"I'm very happy that it's working so well," Gerhard Schwehm, head of ESA's Solar System Science Operations Division, said after the maneuver. "This close encounter by Mars Express has been a great chance to learn more about the inner structure of Phobos."

Phobos is the larger of Mars' two diminutive moons (the other is Deimos). With a diameter only about 14 miles (22 km) wide, Phobos is not massive enough to have rounded into a sphere when it formed. Rather, it is shaped irregularly, more like a lumpy asteroid than a moon.

The goal of this pass was to study the mass distribution and gravitational field of this body. So any kind of movement by the spacecraft, even the miniscule changes caused by using its cameras to snap pictures, could throw the measurements off.

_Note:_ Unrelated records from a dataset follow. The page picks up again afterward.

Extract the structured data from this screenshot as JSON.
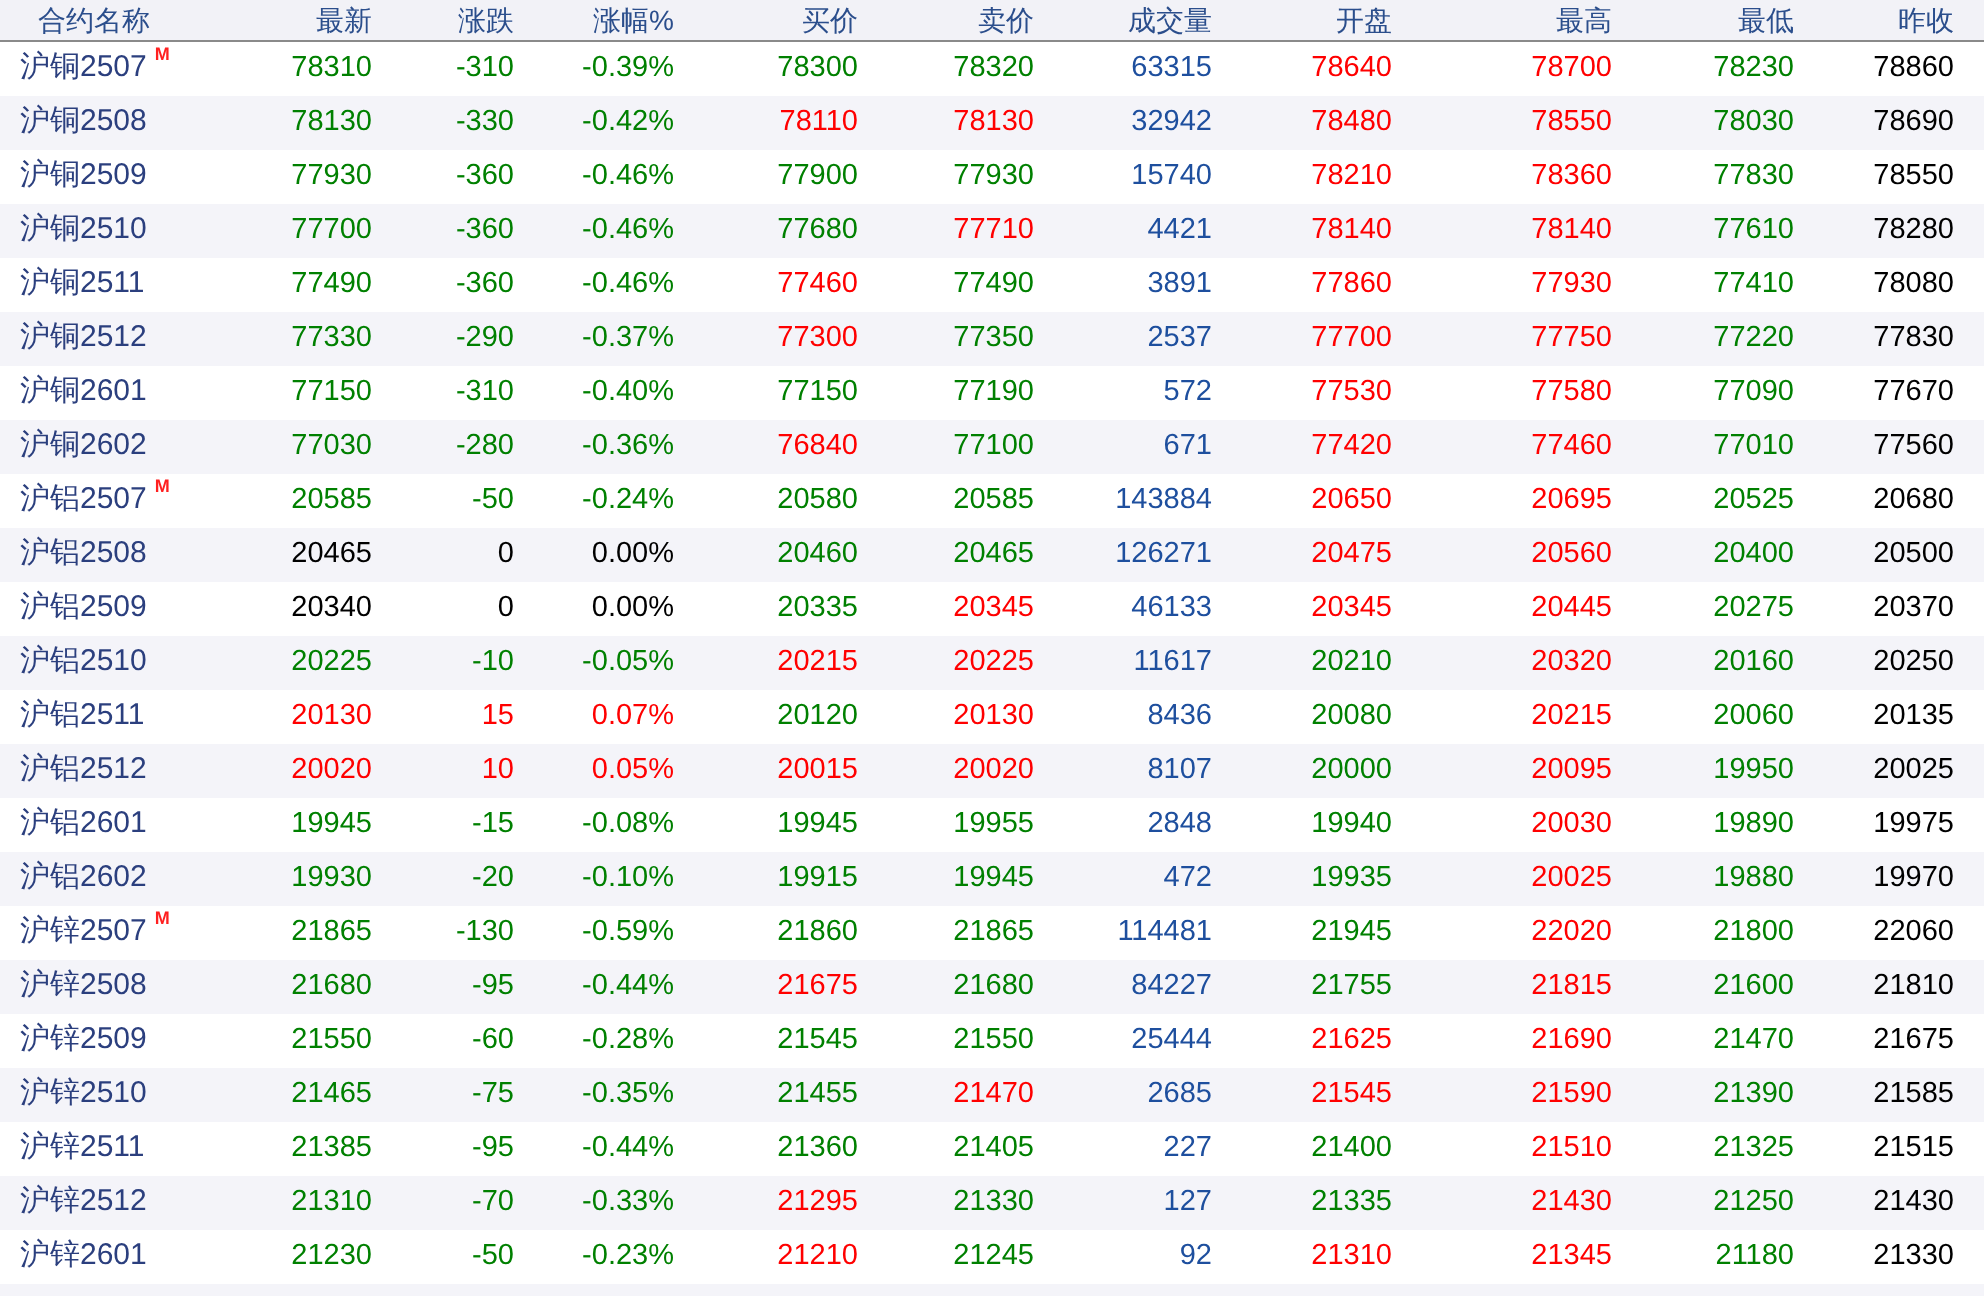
{
  "table": {
    "columns": [
      "合约名称",
      "最新",
      "涨跌",
      "涨幅%",
      "买价",
      "卖价",
      "成交量",
      "开盘",
      "最高",
      "最低",
      "昨收"
    ],
    "rows": [
      {
        "cells": [
          {
            "text": "沪铜2507",
            "mark": "M",
            "color": "#2b3f7e"
          },
          {
            "text": "78310",
            "color": "#008000"
          },
          {
            "text": "-310",
            "color": "#008000"
          },
          {
            "text": "-0.39%",
            "color": "#008000"
          },
          {
            "text": "78300",
            "color": "#008000"
          },
          {
            "text": "78320",
            "color": "#008000"
          },
          {
            "text": "63315",
            "color": "#1e4f9e"
          },
          {
            "text": "78640",
            "color": "#ff0000"
          },
          {
            "text": "78700",
            "color": "#ff0000"
          },
          {
            "text": "78230",
            "color": "#008000"
          },
          {
            "text": "78860",
            "color": "#000000"
          }
        ]
      },
      {
        "cells": [
          {
            "text": "沪铜2508",
            "color": "#2b3f7e"
          },
          {
            "text": "78130",
            "color": "#008000"
          },
          {
            "text": "-330",
            "color": "#008000"
          },
          {
            "text": "-0.42%",
            "color": "#008000"
          },
          {
            "text": "78110",
            "color": "#ff0000"
          },
          {
            "text": "78130",
            "color": "#ff0000"
          },
          {
            "text": "32942",
            "color": "#1e4f9e"
          },
          {
            "text": "78480",
            "color": "#ff0000"
          },
          {
            "text": "78550",
            "color": "#ff0000"
          },
          {
            "text": "78030",
            "color": "#008000"
          },
          {
            "text": "78690",
            "color": "#000000"
          }
        ]
      },
      {
        "cells": [
          {
            "text": "沪铜2509",
            "color": "#2b3f7e"
          },
          {
            "text": "77930",
            "color": "#008000"
          },
          {
            "text": "-360",
            "color": "#008000"
          },
          {
            "text": "-0.46%",
            "color": "#008000"
          },
          {
            "text": "77900",
            "color": "#008000"
          },
          {
            "text": "77930",
            "color": "#008000"
          },
          {
            "text": "15740",
            "color": "#1e4f9e"
          },
          {
            "text": "78210",
            "color": "#ff0000"
          },
          {
            "text": "78360",
            "color": "#ff0000"
          },
          {
            "text": "77830",
            "color": "#008000"
          },
          {
            "text": "78550",
            "color": "#000000"
          }
        ]
      },
      {
        "cells": [
          {
            "text": "沪铜2510",
            "color": "#2b3f7e"
          },
          {
            "text": "77700",
            "color": "#008000"
          },
          {
            "text": "-360",
            "color": "#008000"
          },
          {
            "text": "-0.46%",
            "color": "#008000"
          },
          {
            "text": "77680",
            "color": "#008000"
          },
          {
            "text": "77710",
            "color": "#ff0000"
          },
          {
            "text": "4421",
            "color": "#1e4f9e"
          },
          {
            "text": "78140",
            "color": "#ff0000"
          },
          {
            "text": "78140",
            "color": "#ff0000"
          },
          {
            "text": "77610",
            "color": "#008000"
          },
          {
            "text": "78280",
            "color": "#000000"
          }
        ]
      },
      {
        "cells": [
          {
            "text": "沪铜2511",
            "color": "#2b3f7e"
          },
          {
            "text": "77490",
            "color": "#008000"
          },
          {
            "text": "-360",
            "color": "#008000"
          },
          {
            "text": "-0.46%",
            "color": "#008000"
          },
          {
            "text": "77460",
            "color": "#ff0000"
          },
          {
            "text": "77490",
            "color": "#008000"
          },
          {
            "text": "3891",
            "color": "#1e4f9e"
          },
          {
            "text": "77860",
            "color": "#ff0000"
          },
          {
            "text": "77930",
            "color": "#ff0000"
          },
          {
            "text": "77410",
            "color": "#008000"
          },
          {
            "text": "78080",
            "color": "#000000"
          }
        ]
      },
      {
        "cells": [
          {
            "text": "沪铜2512",
            "color": "#2b3f7e"
          },
          {
            "text": "77330",
            "color": "#008000"
          },
          {
            "text": "-290",
            "color": "#008000"
          },
          {
            "text": "-0.37%",
            "color": "#008000"
          },
          {
            "text": "77300",
            "color": "#ff0000"
          },
          {
            "text": "77350",
            "color": "#008000"
          },
          {
            "text": "2537",
            "color": "#1e4f9e"
          },
          {
            "text": "77700",
            "color": "#ff0000"
          },
          {
            "text": "77750",
            "color": "#ff0000"
          },
          {
            "text": "77220",
            "color": "#008000"
          },
          {
            "text": "77830",
            "color": "#000000"
          }
        ]
      },
      {
        "cells": [
          {
            "text": "沪铜2601",
            "color": "#2b3f7e"
          },
          {
            "text": "77150",
            "color": "#008000"
          },
          {
            "text": "-310",
            "color": "#008000"
          },
          {
            "text": "-0.40%",
            "color": "#008000"
          },
          {
            "text": "77150",
            "color": "#008000"
          },
          {
            "text": "77190",
            "color": "#008000"
          },
          {
            "text": "572",
            "color": "#1e4f9e"
          },
          {
            "text": "77530",
            "color": "#ff0000"
          },
          {
            "text": "77580",
            "color": "#ff0000"
          },
          {
            "text": "77090",
            "color": "#008000"
          },
          {
            "text": "77670",
            "color": "#000000"
          }
        ]
      },
      {
        "cells": [
          {
            "text": "沪铜2602",
            "color": "#2b3f7e"
          },
          {
            "text": "77030",
            "color": "#008000"
          },
          {
            "text": "-280",
            "color": "#008000"
          },
          {
            "text": "-0.36%",
            "color": "#008000"
          },
          {
            "text": "76840",
            "color": "#ff0000"
          },
          {
            "text": "77100",
            "color": "#008000"
          },
          {
            "text": "671",
            "color": "#1e4f9e"
          },
          {
            "text": "77420",
            "color": "#ff0000"
          },
          {
            "text": "77460",
            "color": "#ff0000"
          },
          {
            "text": "77010",
            "color": "#008000"
          },
          {
            "text": "77560",
            "color": "#000000"
          }
        ]
      },
      {
        "cells": [
          {
            "text": "沪铝2507",
            "mark": "M",
            "color": "#2b3f7e"
          },
          {
            "text": "20585",
            "color": "#008000"
          },
          {
            "text": "-50",
            "color": "#008000"
          },
          {
            "text": "-0.24%",
            "color": "#008000"
          },
          {
            "text": "20580",
            "color": "#008000"
          },
          {
            "text": "20585",
            "color": "#008000"
          },
          {
            "text": "143884",
            "color": "#1e4f9e"
          },
          {
            "text": "20650",
            "color": "#ff0000"
          },
          {
            "text": "20695",
            "color": "#ff0000"
          },
          {
            "text": "20525",
            "color": "#008000"
          },
          {
            "text": "20680",
            "color": "#000000"
          }
        ]
      },
      {
        "cells": [
          {
            "text": "沪铝2508",
            "color": "#2b3f7e"
          },
          {
            "text": "20465",
            "color": "#000000"
          },
          {
            "text": "0",
            "color": "#000000"
          },
          {
            "text": "0.00%",
            "color": "#000000"
          },
          {
            "text": "20460",
            "color": "#008000"
          },
          {
            "text": "20465",
            "color": "#008000"
          },
          {
            "text": "126271",
            "color": "#1e4f9e"
          },
          {
            "text": "20475",
            "color": "#ff0000"
          },
          {
            "text": "20560",
            "color": "#ff0000"
          },
          {
            "text": "20400",
            "color": "#008000"
          },
          {
            "text": "20500",
            "color": "#000000"
          }
        ]
      },
      {
        "cells": [
          {
            "text": "沪铝2509",
            "color": "#2b3f7e"
          },
          {
            "text": "20340",
            "color": "#000000"
          },
          {
            "text": "0",
            "color": "#000000"
          },
          {
            "text": "0.00%",
            "color": "#000000"
          },
          {
            "text": "20335",
            "color": "#008000"
          },
          {
            "text": "20345",
            "color": "#ff0000"
          },
          {
            "text": "46133",
            "color": "#1e4f9e"
          },
          {
            "text": "20345",
            "color": "#ff0000"
          },
          {
            "text": "20445",
            "color": "#ff0000"
          },
          {
            "text": "20275",
            "color": "#008000"
          },
          {
            "text": "20370",
            "color": "#000000"
          }
        ]
      },
      {
        "cells": [
          {
            "text": "沪铝2510",
            "color": "#2b3f7e"
          },
          {
            "text": "20225",
            "color": "#008000"
          },
          {
            "text": "-10",
            "color": "#008000"
          },
          {
            "text": "-0.05%",
            "color": "#008000"
          },
          {
            "text": "20215",
            "color": "#ff0000"
          },
          {
            "text": "20225",
            "color": "#ff0000"
          },
          {
            "text": "11617",
            "color": "#1e4f9e"
          },
          {
            "text": "20210",
            "color": "#008000"
          },
          {
            "text": "20320",
            "color": "#ff0000"
          },
          {
            "text": "20160",
            "color": "#008000"
          },
          {
            "text": "20250",
            "color": "#000000"
          }
        ]
      },
      {
        "cells": [
          {
            "text": "沪铝2511",
            "color": "#2b3f7e"
          },
          {
            "text": "20130",
            "color": "#ff0000"
          },
          {
            "text": "15",
            "color": "#ff0000"
          },
          {
            "text": "0.07%",
            "color": "#ff0000"
          },
          {
            "text": "20120",
            "color": "#008000"
          },
          {
            "text": "20130",
            "color": "#ff0000"
          },
          {
            "text": "8436",
            "color": "#1e4f9e"
          },
          {
            "text": "20080",
            "color": "#008000"
          },
          {
            "text": "20215",
            "color": "#ff0000"
          },
          {
            "text": "20060",
            "color": "#008000"
          },
          {
            "text": "20135",
            "color": "#000000"
          }
        ]
      },
      {
        "cells": [
          {
            "text": "沪铝2512",
            "color": "#2b3f7e"
          },
          {
            "text": "20020",
            "color": "#ff0000"
          },
          {
            "text": "10",
            "color": "#ff0000"
          },
          {
            "text": "0.05%",
            "color": "#ff0000"
          },
          {
            "text": "20015",
            "color": "#ff0000"
          },
          {
            "text": "20020",
            "color": "#ff0000"
          },
          {
            "text": "8107",
            "color": "#1e4f9e"
          },
          {
            "text": "20000",
            "color": "#008000"
          },
          {
            "text": "20095",
            "color": "#ff0000"
          },
          {
            "text": "19950",
            "color": "#008000"
          },
          {
            "text": "20025",
            "color": "#000000"
          }
        ]
      },
      {
        "cells": [
          {
            "text": "沪铝2601",
            "color": "#2b3f7e"
          },
          {
            "text": "19945",
            "color": "#008000"
          },
          {
            "text": "-15",
            "color": "#008000"
          },
          {
            "text": "-0.08%",
            "color": "#008000"
          },
          {
            "text": "19945",
            "color": "#008000"
          },
          {
            "text": "19955",
            "color": "#008000"
          },
          {
            "text": "2848",
            "color": "#1e4f9e"
          },
          {
            "text": "19940",
            "color": "#008000"
          },
          {
            "text": "20030",
            "color": "#ff0000"
          },
          {
            "text": "19890",
            "color": "#008000"
          },
          {
            "text": "19975",
            "color": "#000000"
          }
        ]
      },
      {
        "cells": [
          {
            "text": "沪铝2602",
            "color": "#2b3f7e"
          },
          {
            "text": "19930",
            "color": "#008000"
          },
          {
            "text": "-20",
            "color": "#008000"
          },
          {
            "text": "-0.10%",
            "color": "#008000"
          },
          {
            "text": "19915",
            "color": "#008000"
          },
          {
            "text": "19945",
            "color": "#008000"
          },
          {
            "text": "472",
            "color": "#1e4f9e"
          },
          {
            "text": "19935",
            "color": "#008000"
          },
          {
            "text": "20025",
            "color": "#ff0000"
          },
          {
            "text": "19880",
            "color": "#008000"
          },
          {
            "text": "19970",
            "color": "#000000"
          }
        ]
      },
      {
        "cells": [
          {
            "text": "沪锌2507",
            "mark": "M",
            "color": "#2b3f7e"
          },
          {
            "text": "21865",
            "color": "#008000"
          },
          {
            "text": "-130",
            "color": "#008000"
          },
          {
            "text": "-0.59%",
            "color": "#008000"
          },
          {
            "text": "21860",
            "color": "#008000"
          },
          {
            "text": "21865",
            "color": "#008000"
          },
          {
            "text": "114481",
            "color": "#1e4f9e"
          },
          {
            "text": "21945",
            "color": "#008000"
          },
          {
            "text": "22020",
            "color": "#ff0000"
          },
          {
            "text": "21800",
            "color": "#008000"
          },
          {
            "text": "22060",
            "color": "#000000"
          }
        ]
      },
      {
        "cells": [
          {
            "text": "沪锌2508",
            "color": "#2b3f7e"
          },
          {
            "text": "21680",
            "color": "#008000"
          },
          {
            "text": "-95",
            "color": "#008000"
          },
          {
            "text": "-0.44%",
            "color": "#008000"
          },
          {
            "text": "21675",
            "color": "#ff0000"
          },
          {
            "text": "21680",
            "color": "#008000"
          },
          {
            "text": "84227",
            "color": "#1e4f9e"
          },
          {
            "text": "21755",
            "color": "#008000"
          },
          {
            "text": "21815",
            "color": "#ff0000"
          },
          {
            "text": "21600",
            "color": "#008000"
          },
          {
            "text": "21810",
            "color": "#000000"
          }
        ]
      },
      {
        "cells": [
          {
            "text": "沪锌2509",
            "color": "#2b3f7e"
          },
          {
            "text": "21550",
            "color": "#008000"
          },
          {
            "text": "-60",
            "color": "#008000"
          },
          {
            "text": "-0.28%",
            "color": "#008000"
          },
          {
            "text": "21545",
            "color": "#008000"
          },
          {
            "text": "21550",
            "color": "#008000"
          },
          {
            "text": "25444",
            "color": "#1e4f9e"
          },
          {
            "text": "21625",
            "color": "#ff0000"
          },
          {
            "text": "21690",
            "color": "#ff0000"
          },
          {
            "text": "21470",
            "color": "#008000"
          },
          {
            "text": "21675",
            "color": "#000000"
          }
        ]
      },
      {
        "cells": [
          {
            "text": "沪锌2510",
            "color": "#2b3f7e"
          },
          {
            "text": "21465",
            "color": "#008000"
          },
          {
            "text": "-75",
            "color": "#008000"
          },
          {
            "text": "-0.35%",
            "color": "#008000"
          },
          {
            "text": "21455",
            "color": "#008000"
          },
          {
            "text": "21470",
            "color": "#ff0000"
          },
          {
            "text": "2685",
            "color": "#1e4f9e"
          },
          {
            "text": "21545",
            "color": "#ff0000"
          },
          {
            "text": "21590",
            "color": "#ff0000"
          },
          {
            "text": "21390",
            "color": "#008000"
          },
          {
            "text": "21585",
            "color": "#000000"
          }
        ]
      },
      {
        "cells": [
          {
            "text": "沪锌2511",
            "color": "#2b3f7e"
          },
          {
            "text": "21385",
            "color": "#008000"
          },
          {
            "text": "-95",
            "color": "#008000"
          },
          {
            "text": "-0.44%",
            "color": "#008000"
          },
          {
            "text": "21360",
            "color": "#008000"
          },
          {
            "text": "21405",
            "color": "#008000"
          },
          {
            "text": "227",
            "color": "#1e4f9e"
          },
          {
            "text": "21400",
            "color": "#008000"
          },
          {
            "text": "21510",
            "color": "#ff0000"
          },
          {
            "text": "21325",
            "color": "#008000"
          },
          {
            "text": "21515",
            "color": "#000000"
          }
        ]
      },
      {
        "cells": [
          {
            "text": "沪锌2512",
            "color": "#2b3f7e"
          },
          {
            "text": "21310",
            "color": "#008000"
          },
          {
            "text": "-70",
            "color": "#008000"
          },
          {
            "text": "-0.33%",
            "color": "#008000"
          },
          {
            "text": "21295",
            "color": "#ff0000"
          },
          {
            "text": "21330",
            "color": "#008000"
          },
          {
            "text": "127",
            "color": "#1e4f9e"
          },
          {
            "text": "21335",
            "color": "#008000"
          },
          {
            "text": "21430",
            "color": "#ff0000"
          },
          {
            "text": "21250",
            "color": "#008000"
          },
          {
            "text": "21430",
            "color": "#000000"
          }
        ]
      },
      {
        "cells": [
          {
            "text": "沪锌2601",
            "color": "#2b3f7e"
          },
          {
            "text": "21230",
            "color": "#008000"
          },
          {
            "text": "-50",
            "color": "#008000"
          },
          {
            "text": "-0.23%",
            "color": "#008000"
          },
          {
            "text": "21210",
            "color": "#ff0000"
          },
          {
            "text": "21245",
            "color": "#008000"
          },
          {
            "text": "92",
            "color": "#1e4f9e"
          },
          {
            "text": "21310",
            "color": "#ff0000"
          },
          {
            "text": "21345",
            "color": "#ff0000"
          },
          {
            "text": "21180",
            "color": "#008000"
          },
          {
            "text": "21330",
            "color": "#000000"
          }
        ]
      }
    ]
  }
}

"This is a unique experiment and requires the spacecraft to be entirely passive, so that the only deviations to its motion are produced by the gravitational field of Phobos (which for Mars Express is just one-billionth the strength of Earth?s gravity at the surface of our planet)," wrote ESA spokesperson Stuart Clark on the Mars Express Blog.

Sadly, that means no pretty pictures from this flyby.

Luckily, new high resolution pictures of Phobos are expected after subsequent approaches starting March 7, ESA officials said.

  • Image Gallery: Mars Express - A Year of Discoveries
  • Video - Two Moons of Mars Seen Together
  • Mars in 3D: Images from Mars Express